213 F.2d 101
54-1 USTC P 49,040
FERNANDEZ et al.
United States Court of Appeals,
May 11, 1954.
Pat Whitaker, Tom Whitaker and John R. Parkhill, Tampa, Fla., for appellants.
J. Hardin Peterson, Jr., Asst. U.S. Atty., Lakeland, Fla., James L. Guilmartin, U.S. Atty., Miami, Fla., Vernon W. Evans, Jr., Asst. U.S. Atty., Tampa, Fla., for appellee.
Before STRUM and RIVES, Circuit Judges, and DAWKINS, District Judge.
RIVES, Circuit Judge.
The defendants were convicted and each of them was sentenced to one year's imprisonment under an indictment charging:

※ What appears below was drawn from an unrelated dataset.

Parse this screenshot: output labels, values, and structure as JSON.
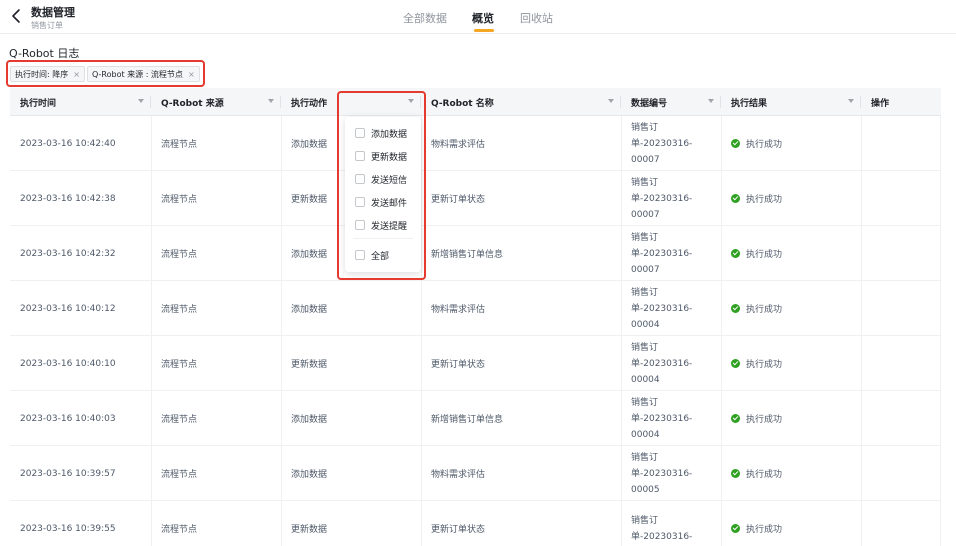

'That Manuel Fernandez * * * Theo John Lelekis * * * , and * * * , being then and there engaged in carrying on the occupation of accepting wagers, as defined in Section 3285(b)(1)(C) and (2), Title 26, United States Code, did wilfully, during the month of May 1952, at and in the County of Polk, in the Southern District of Florida, fail to register and pay the special tax required by law to be paid by them; in violation of Sections 2707, 3285, 3290, 3291, and 3294, Title 26, United States Code.'
The opinion in Contreras v. United States of America, 5 Cir., 213 F.2d 96, sufficiently disposes of the attacks upon the validity of 26 U.S.C.A. § 3294, and upon the sufficiency of the indictment.
These appellants also insist that the court erred in denying the motion of each for a directed verdict of not guilty. The Government examined six witnesses. The defendants offered no testimony. The jury had a right to believe the following facts. One Bowen, named as a defendant in the indictment but not involved in this appeal, had rented a room in an old log house situated on a clay road about three-quarters of a mile off the highway and surrounded by a citrus grove. The rental was in March, 1952, following which a padlock was put on the door, and Bowen accompanied by the two appellants and no one else came to this room every Saturday between 1:30 p.m. and 2:00 p.m. from that time until May, 1952, when the raid occurred. On one of the Saturdays, they were observed carrying an adding machine into the room. The officers found two adding machines, 'bolita' tickets in a strong box, 'tally sheets' containing the names of sellers and the amounts sold. The defendants and Bowen were captured after an automobile chase. Back tracking through the citrus grove, and following the only car tracks, a bundle was found on the ground six or eight feet from the car tracks containing bolita or Cuba numbers. It was proved that neither of the defendants had registered or paid the special tax imposed upon persons engaged in receiving wagers. 26 U.S.C.A. §§ 3290, 3291. We think that the evidence sufficiently connected the defendants with the room in the log cabin to make its contents admissible against them, and that the jury might reasonably infer that the bundle was thrown from the speeding car in which the defendants and Bowen were riding so that the contents of that bundle were also admissible against them. Upon a comparison of the sheets and tickets in the bundle with those found in the room, the jury could have concluded that the names of many of the same sellers appeared on both sets. We think that the evidence was sufficient to sustain the jury's verdict.
Finding no error in the record, the judgment is